▸ **Problem to solve**
Below are the records; pull every line that includes "description".

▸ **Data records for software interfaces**
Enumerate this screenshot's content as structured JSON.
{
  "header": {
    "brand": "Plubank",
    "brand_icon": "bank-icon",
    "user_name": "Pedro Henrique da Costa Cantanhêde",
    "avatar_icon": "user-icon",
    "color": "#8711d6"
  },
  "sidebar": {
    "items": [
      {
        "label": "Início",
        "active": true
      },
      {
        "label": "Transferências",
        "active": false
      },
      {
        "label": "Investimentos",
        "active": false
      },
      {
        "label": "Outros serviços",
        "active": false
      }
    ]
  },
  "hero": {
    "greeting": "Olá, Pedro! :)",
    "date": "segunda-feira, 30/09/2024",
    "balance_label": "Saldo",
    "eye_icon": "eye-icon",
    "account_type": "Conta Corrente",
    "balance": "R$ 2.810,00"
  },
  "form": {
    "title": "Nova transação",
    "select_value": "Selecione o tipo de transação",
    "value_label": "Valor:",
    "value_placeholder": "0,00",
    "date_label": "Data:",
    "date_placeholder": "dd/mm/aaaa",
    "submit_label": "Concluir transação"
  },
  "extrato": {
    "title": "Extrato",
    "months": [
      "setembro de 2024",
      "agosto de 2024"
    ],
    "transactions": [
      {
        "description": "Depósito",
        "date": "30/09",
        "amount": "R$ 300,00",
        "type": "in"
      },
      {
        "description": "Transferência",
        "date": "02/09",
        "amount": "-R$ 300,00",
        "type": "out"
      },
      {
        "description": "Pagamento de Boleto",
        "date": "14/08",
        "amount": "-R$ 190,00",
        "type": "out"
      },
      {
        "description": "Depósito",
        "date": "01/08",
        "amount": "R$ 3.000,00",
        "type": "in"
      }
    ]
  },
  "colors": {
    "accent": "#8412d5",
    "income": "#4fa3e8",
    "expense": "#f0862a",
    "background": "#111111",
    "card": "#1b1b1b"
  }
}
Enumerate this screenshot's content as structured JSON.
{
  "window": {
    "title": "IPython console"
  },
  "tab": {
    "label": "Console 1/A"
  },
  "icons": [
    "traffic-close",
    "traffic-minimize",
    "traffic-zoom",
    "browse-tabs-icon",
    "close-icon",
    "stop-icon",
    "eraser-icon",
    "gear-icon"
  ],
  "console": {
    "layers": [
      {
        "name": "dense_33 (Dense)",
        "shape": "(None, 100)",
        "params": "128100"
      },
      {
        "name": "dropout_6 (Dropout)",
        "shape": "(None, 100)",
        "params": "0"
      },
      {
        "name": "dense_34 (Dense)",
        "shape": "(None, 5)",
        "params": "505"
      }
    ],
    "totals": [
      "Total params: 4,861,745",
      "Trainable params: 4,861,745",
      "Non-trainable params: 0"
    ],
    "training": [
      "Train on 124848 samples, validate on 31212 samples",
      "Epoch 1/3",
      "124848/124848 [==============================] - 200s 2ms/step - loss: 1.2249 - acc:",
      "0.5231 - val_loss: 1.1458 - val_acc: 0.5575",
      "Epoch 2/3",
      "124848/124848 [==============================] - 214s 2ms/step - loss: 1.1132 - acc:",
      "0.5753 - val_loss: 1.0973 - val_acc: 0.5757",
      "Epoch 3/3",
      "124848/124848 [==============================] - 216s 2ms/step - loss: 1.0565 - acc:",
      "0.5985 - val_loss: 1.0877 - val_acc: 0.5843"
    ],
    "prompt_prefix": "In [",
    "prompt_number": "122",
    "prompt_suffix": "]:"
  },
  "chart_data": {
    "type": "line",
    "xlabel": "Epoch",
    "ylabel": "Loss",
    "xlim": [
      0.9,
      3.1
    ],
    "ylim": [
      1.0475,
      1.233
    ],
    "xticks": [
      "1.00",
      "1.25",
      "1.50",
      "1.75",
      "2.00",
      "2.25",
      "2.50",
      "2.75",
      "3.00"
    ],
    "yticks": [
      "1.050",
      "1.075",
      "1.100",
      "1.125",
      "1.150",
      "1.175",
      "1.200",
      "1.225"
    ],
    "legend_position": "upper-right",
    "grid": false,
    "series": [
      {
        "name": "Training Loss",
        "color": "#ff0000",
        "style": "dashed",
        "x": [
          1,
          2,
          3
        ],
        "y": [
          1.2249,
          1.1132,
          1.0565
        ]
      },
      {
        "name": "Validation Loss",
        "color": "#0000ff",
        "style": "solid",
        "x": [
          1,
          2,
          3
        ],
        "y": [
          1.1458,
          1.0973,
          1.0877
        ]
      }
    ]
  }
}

▸ **Written response**
        "description": "Depósito",
        "description": "Transferência",
        "description": "Pagamento de Boleto",
        "description": "Depósito",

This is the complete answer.